The notion of dividing words into discrete parts of speech is generally credited to the ancient Greek grammarian Dionysius Thrax. For a long time, the idea was pretty much universally accepted. Eventually, grand claims were made for it. The anonymous author of the 1733 book "The English Accidence" called the parts of speech "the foundation upon which the beautiful fabrick of the language stands." John Stuart Mill felt they represented universal categories of human thought.

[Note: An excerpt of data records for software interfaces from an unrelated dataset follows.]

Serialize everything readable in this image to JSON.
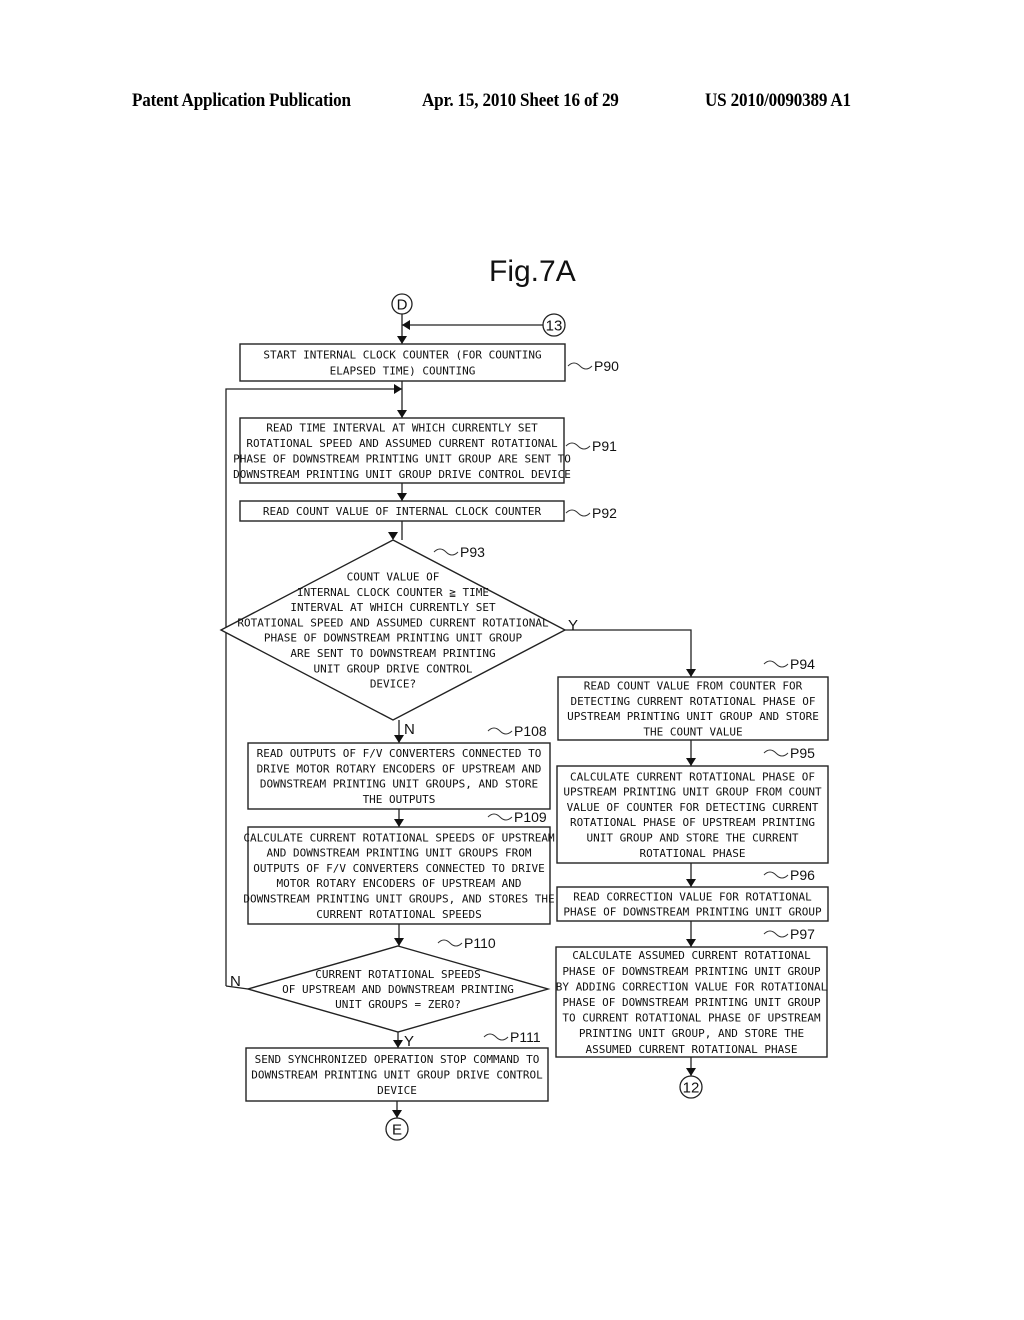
{
  "header": {
    "publication": "Patent Application Publication",
    "date_sheet": "Apr. 15, 2010  Sheet 16 of 29",
    "number": "US 2010/0090389 A1"
  },
  "figure": {
    "title": "Fig.7A",
    "connectors": {
      "D": "D",
      "c13": "13",
      "c12": "12",
      "E": "E"
    },
    "branch_labels": {
      "p93_yes": "Y",
      "p93_no": "N",
      "p110_yes": "Y",
      "p110_no": "N"
    },
    "steps": [
      {
        "id": "P90",
        "type": "process",
        "lines": [
          "START INTERNAL CLOCK COUNTER (FOR COUNTING",
          "ELAPSED TIME) COUNTING"
        ]
      },
      {
        "id": "P91",
        "type": "process",
        "lines": [
          "READ TIME INTERVAL AT WHICH CURRENTLY SET",
          "ROTATIONAL SPEED AND ASSUMED CURRENT ROTATIONAL",
          "PHASE OF DOWNSTREAM PRINTING UNIT GROUP ARE SENT TO",
          "DOWNSTREAM PRINTING UNIT GROUP DRIVE CONTROL DEVICE"
        ]
      },
      {
        "id": "P92",
        "type": "process",
        "lines": [
          "READ COUNT VALUE OF INTERNAL CLOCK COUNTER"
        ]
      },
      {
        "id": "P93",
        "type": "decision",
        "lines": [
          "COUNT VALUE OF",
          "INTERNAL CLOCK COUNTER ≧ TIME",
          "INTERVAL AT WHICH CURRENTLY SET",
          "ROTATIONAL SPEED AND ASSUMED CURRENT ROTATIONAL",
          "PHASE OF DOWNSTREAM PRINTING UNIT GROUP",
          "ARE SENT TO DOWNSTREAM PRINTING",
          "UNIT GROUP DRIVE CONTROL",
          "DEVICE?"
        ]
      },
      {
        "id": "P94",
        "type": "process",
        "lines": [
          "READ COUNT VALUE FROM COUNTER FOR",
          "DETECTING CURRENT ROTATIONAL PHASE OF",
          "UPSTREAM PRINTING UNIT GROUP AND STORE",
          "THE COUNT VALUE"
        ]
      },
      {
        "id": "P95",
        "type": "process",
        "lines": [
          "CALCULATE CURRENT ROTATIONAL PHASE OF",
          "UPSTREAM PRINTING UNIT GROUP FROM COUNT",
          "VALUE OF COUNTER FOR DETECTING CURRENT",
          "ROTATIONAL PHASE OF UPSTREAM PRINTING",
          "UNIT GROUP AND STORE THE CURRENT",
          "ROTATIONAL PHASE"
        ]
      },
      {
        "id": "P96",
        "type": "process",
        "lines": [
          "READ CORRECTION VALUE FOR ROTATIONAL",
          "PHASE OF DOWNSTREAM PRINTING UNIT GROUP"
        ]
      },
      {
        "id": "P97",
        "type": "process",
        "lines": [
          "CALCULATE ASSUMED CURRENT ROTATIONAL",
          "PHASE OF DOWNSTREAM PRINTING UNIT GROUP",
          "BY ADDING CORRECTION VALUE FOR ROTATIONAL",
          "PHASE OF DOWNSTREAM PRINTING UNIT GROUP",
          "TO CURRENT ROTATIONAL PHASE OF UPSTREAM",
          "PRINTING UNIT GROUP, AND STORE THE",
          "ASSUMED CURRENT ROTATIONAL PHASE"
        ]
      },
      {
        "id": "P108",
        "type": "process",
        "lines": [
          "READ OUTPUTS OF F/V CONVERTERS CONNECTED TO",
          "DRIVE MOTOR ROTARY ENCODERS OF UPSTREAM AND",
          "DOWNSTREAM PRINTING UNIT GROUPS, AND STORE",
          "THE OUTPUTS"
        ]
      },
      {
        "id": "P109",
        "type": "process",
        "lines": [
          "CALCULATE CURRENT ROTATIONAL SPEEDS OF UPSTREAM",
          "AND DOWNSTREAM PRINTING UNIT GROUPS FROM",
          "OUTPUTS OF F/V CONVERTERS CONNECTED TO DRIVE",
          "MOTOR ROTARY ENCODERS OF UPSTREAM AND",
          "DOWNSTREAM PRINTING UNIT GROUPS, AND STORES THE",
          "CURRENT ROTATIONAL SPEEDS"
        ]
      },
      {
        "id": "P110",
        "type": "decision",
        "lines": [
          "CURRENT ROTATIONAL SPEEDS",
          "OF UPSTREAM AND DOWNSTREAM PRINTING",
          "UNIT GROUPS = ZERO?"
        ]
      },
      {
        "id": "P111",
        "type": "process",
        "lines": [
          "SEND SYNCHRONIZED OPERATION STOP COMMAND TO",
          "DOWNSTREAM PRINTING UNIT GROUP DRIVE CONTROL",
          "DEVICE"
        ]
      }
    ]
  }
}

One problem with such reverence is that different languages are set up differently. For example, Latin, Russian and Japanese all lack articles. Even in our own tradition, the roster keeps shifting. Thrax counted eight parts: adverbs, articles, conjunctions, nouns, participles, prepositions, pronouns and verbs. The Latin-speaking Romans obviously had to drop articles. Perhaps to keep the eight-part scheme, they added — golly! — interjections. Early formulations of English grammar adopted the Latin list. This presented problems, since English does have articles. There was a lot of shuffling around, until Joseph Priestley's 1761 "Rudiments of English Grammar" finally established the baseball-size lineup that included adjectives and booted out participles.
This slate has been generally accepted for the last quarter-millennium and is familiar to the population at large from "Schoolhouse Rock" and the italicized abbreviations (adj., etc.) after words in the dictionary. But for some time there have been rumblings of discontent in the higher reaches of the linguistics community. In the 1920's, Edward Sapir wrote that "no logical scheme of the parts of speech — their number, nature and necessary confines — is of the slightest interest to the linguist." The fact is, any parts-of-speech scheme leaves gaping holes. In the term baseball player, is the word baseball a noun or an adjective? Reasonable people differ on this point. What about the word to in an infinitive like to see? What about the there in there are?
Current-day grammarians don't even like to use "parts of speech," preferring "word classes" or "lexical categories." A recent trend has been to accept some fuzziness. Nouns, for example, are often defined by having some or all of a list of capabilities, including being the subject of a sentence or clause, having a plural form or displaying a suffix like "-tion" or "-hood." A word like mother, which does all three, is a very "nouny" noun.
Linguists have also done some major fiddling. Rodney Huddleston and Geoffrey Pullum's magisterial 2002 "Cambridge Grammar of the English Language" counts pronouns as a subset of nouns, replaces articles with a new category called "determinatives" (which also includes words like this, some and every) and divides conjunctions into "coordinators" (and, but and or) and "subordinators" (like whether).
But regardless of name, lexical categories are quite useful. They make possible not only Mad Libs but also the rhetorical device anthimeria — using a word as a noncustomary part of speech — which is the reigning figure of speech of the present moment.
That's not to say it's a new thing. In Middle English, the nouns duke and lord started to be used as verbs, and the verbs cut and rule shifted to nouns. Shakespeare was a pro at this; his characters coined verbs — "season your admiration," "dog them at the heels" — and such nouns as design, scuffle and shudder. Less common shifts are noun to adjective (S.J. Perelman's "Beauty Part"), adjective to noun (the Wicked Witch's "I'll get you, my pretty") and adverb to verb (to down a drink).
This "functional shifting," as grammarians call it, is a favorite target of language mavens, whose eyebrows rise several inches when nouns like impact and access are verbed. Nor do companies like it when their trade names get shifted. In his book "Word Spy," Paul McFedries writes that
It's beyond obvious that Google's lawyers are fighting a losing battle. And they should relax. Not only is "I googled that hottie" great publicity for the company, but it's fresh and funny and an excellent example of how anthimeria gives English an invigorating slap upside the head. At this very moment, the language is being regenerated with phrases like my bad, verbs like dumb down and weird out and guilt ("Don't guilt me") and even the doubly anthimeric "Pimp My Ride," an MTV series in which a posse of artisans take a run-down jalopy and sleek it up into a studly vehicle containing many square yards of plush velvet and an astonishing number of
The word chill showed up more than 500 years ago as a noun meaning "cold" — as in "winter's chill." In short order, it turned into a verb referring to the process of making someone or something cold and then into an adjective. (Eventually chilly became more common.) Fast-forward to 1979, when the song "Rapper's Delight" worked a variation on Ecclesiastes, explaining that "There's. . .a time to break and a time to chill/To act civilized or act real ill." That intransitive verb, meaning roughly "to relax," was expanded to chill out in 1983, according to The Oxford English Dictionary. The most recent variation in chill can be seen in the basketball player Chamique Holdsclaw's comment about her adoptive city of
Some more rococo anthimerian endeavors have clear meanings, but are more or less im-parse-able. Thus a line from the novel